╔══
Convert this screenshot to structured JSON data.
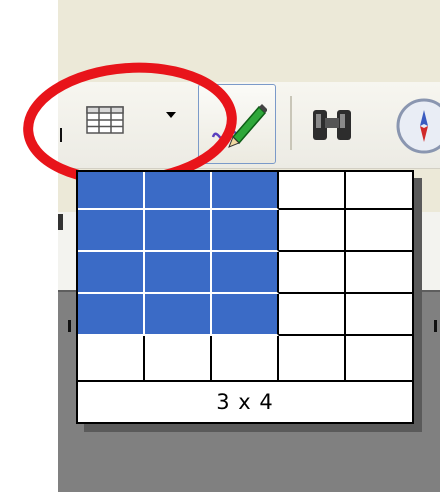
{
  "toolbar": {
    "insert_table_button": {
      "icon": "table-grid-icon",
      "has_dropdown": true
    },
    "show_draw_functions_button": {
      "icon": "pencil-icon"
    },
    "find_replace_button": {
      "icon": "binoculars-icon"
    },
    "navigator_button": {
      "icon": "compass-icon"
    }
  },
  "annotation": {
    "shape": "ellipse",
    "color": "#e8141a"
  },
  "table_picker": {
    "rows": 5,
    "cols": 5,
    "selected_rows": 4,
    "selected_cols": 3,
    "selected_color": "#3b6bc6",
    "size_label": "3 x 4"
  }
}
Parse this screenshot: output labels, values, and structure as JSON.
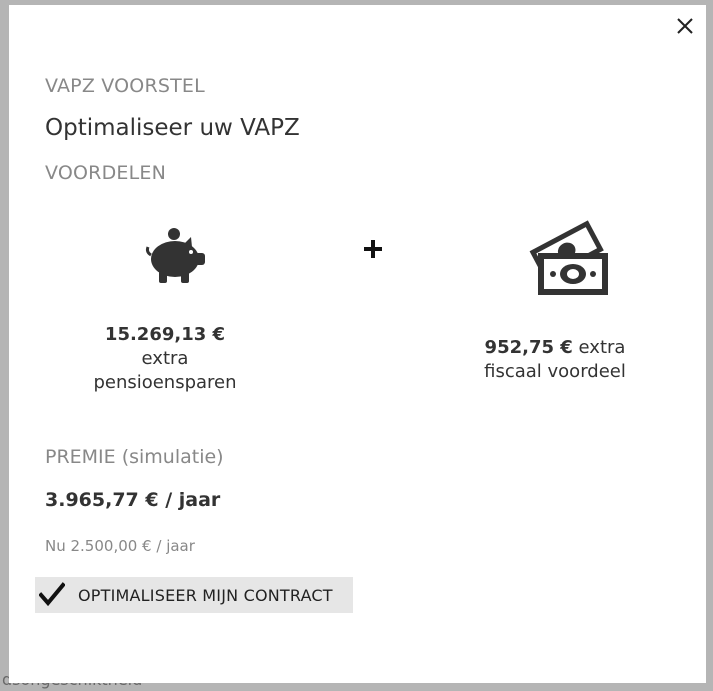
{
  "modal": {
    "section_label": "VAPZ VOORSTEL",
    "title": "Optimaliseer uw VAPZ",
    "benefits_label": "VOORDELEN",
    "benefit_1": {
      "icon": "piggy-bank-icon",
      "amount": "15.269,13 €",
      "line1": "extra",
      "line2": "pensioensparen"
    },
    "plus_symbol": "plus-icon",
    "benefit_2": {
      "icon": "money-bills-icon",
      "amount": "952,75 €",
      "suffix": " extra",
      "line2": "fiscaal voordeel"
    },
    "premium_label": "PREMIE (simulatie)",
    "premium_value": "3.965,77 € / jaar",
    "premium_current": "Nu 2.500,00 € / jaar",
    "optimize_button": "OPTIMALISEER MIJN CONTRACT",
    "close_icon": "close-icon"
  },
  "background": {
    "bottom_text": "dsongeschiktheid"
  },
  "colors": {
    "overlay": "#8a8a8a",
    "muted_text": "#888888",
    "dark_text": "#333333",
    "button_bg": "#e6e6e6",
    "accent_yellow": "#e0b000"
  }
}
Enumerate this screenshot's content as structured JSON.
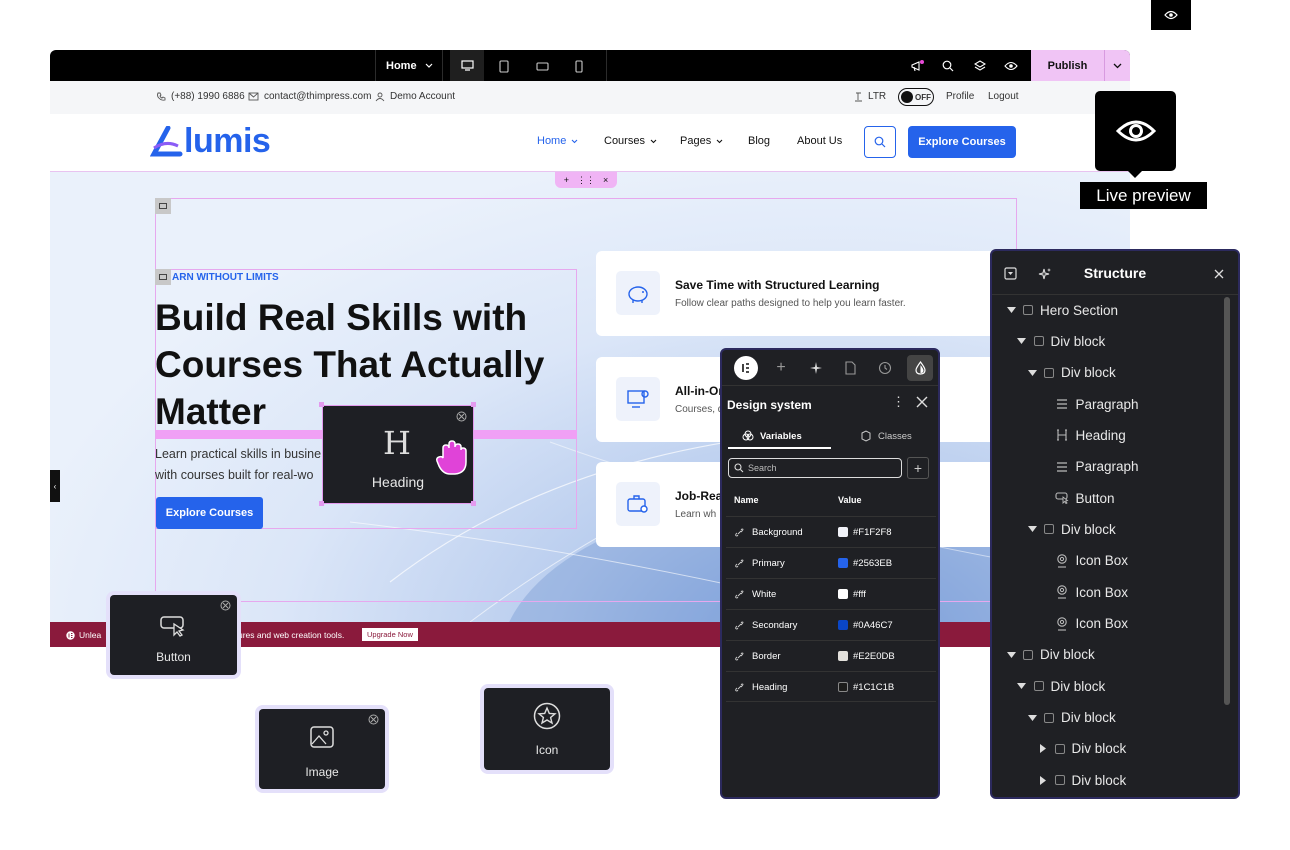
{
  "topbar": {
    "page": "Home",
    "publish": "Publish"
  },
  "infobar": {
    "phone": "(+88) 1990 6886",
    "email": "contact@thimpress.com",
    "account": "Demo Account",
    "direction": "LTR",
    "toggle": "OFF",
    "profile": "Profile",
    "logout": "Logout"
  },
  "nav": {
    "logo": "lumis",
    "links": [
      "Home",
      "Courses",
      "Pages",
      "Blog",
      "About Us"
    ],
    "cta": "Explore Courses"
  },
  "hero": {
    "eyebrow": "ARN WITHOUT LIMITS",
    "title": "Build Real Skills with Courses That Actually Matter",
    "desc_line1": "Learn practical skills in busine",
    "desc_line2": "with courses built for real-wo",
    "cta": "Explore Courses",
    "cards": [
      {
        "title": "Save Time with Structured Learning",
        "desc": "Follow clear paths designed to help you learn faster."
      },
      {
        "title": "All-in-On",
        "desc": "Courses, q"
      },
      {
        "title": "Job-Rea",
        "desc": "Learn wh"
      }
    ]
  },
  "promo": {
    "left": "Unlea",
    "right": "ures and web creation tools.",
    "button": "Upgrade Now"
  },
  "live_preview": "Live preview",
  "widgets": {
    "heading": "Heading",
    "button": "Button",
    "image": "Image",
    "icon": "Icon"
  },
  "design_system": {
    "title": "Design system",
    "tab_variables": "Variables",
    "tab_classes": "Classes",
    "search_placeholder": "Search",
    "col_name": "Name",
    "col_value": "Value",
    "rows": [
      {
        "name": "Background",
        "value": "#F1F2F8",
        "color": "#F1F2F8"
      },
      {
        "name": "Primary",
        "value": "#2563EB",
        "color": "#2563EB"
      },
      {
        "name": "White",
        "value": "#fff",
        "color": "#ffffff"
      },
      {
        "name": "Secondary",
        "value": "#0A46C7",
        "color": "#0A46C7"
      },
      {
        "name": "Border",
        "value": "#E2E0DB",
        "color": "#E2E0DB"
      },
      {
        "name": "Heading",
        "value": "#1C1C1B",
        "color": "#1C1C1B"
      }
    ]
  },
  "structure": {
    "title": "Structure",
    "items": [
      {
        "label": "Hero Section",
        "icon": "box",
        "caret": "down"
      },
      {
        "label": "Div block",
        "icon": "box",
        "caret": "down"
      },
      {
        "label": "Div block",
        "icon": "box",
        "caret": "down"
      },
      {
        "label": "Paragraph",
        "icon": "paragraph",
        "caret": "none"
      },
      {
        "label": "Heading",
        "icon": "heading",
        "caret": "none"
      },
      {
        "label": "Paragraph",
        "icon": "paragraph",
        "caret": "none"
      },
      {
        "label": "Button",
        "icon": "button",
        "caret": "none"
      },
      {
        "label": "Div block",
        "icon": "box",
        "caret": "down"
      },
      {
        "label": "Icon Box",
        "icon": "iconbox",
        "caret": "none"
      },
      {
        "label": "Icon Box",
        "icon": "iconbox",
        "caret": "none"
      },
      {
        "label": "Icon Box",
        "icon": "iconbox",
        "caret": "none"
      },
      {
        "label": "Div block",
        "icon": "box",
        "caret": "down"
      },
      {
        "label": "Div block",
        "icon": "box",
        "caret": "down"
      },
      {
        "label": "Div block",
        "icon": "box",
        "caret": "down"
      },
      {
        "label": "Div block",
        "icon": "box",
        "caret": "right"
      },
      {
        "label": "Div block",
        "icon": "box",
        "caret": "right"
      }
    ]
  }
}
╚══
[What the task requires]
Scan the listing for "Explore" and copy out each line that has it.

[Task solution]
    "cta": "Explore Courses"
    "cta": "Explore Courses",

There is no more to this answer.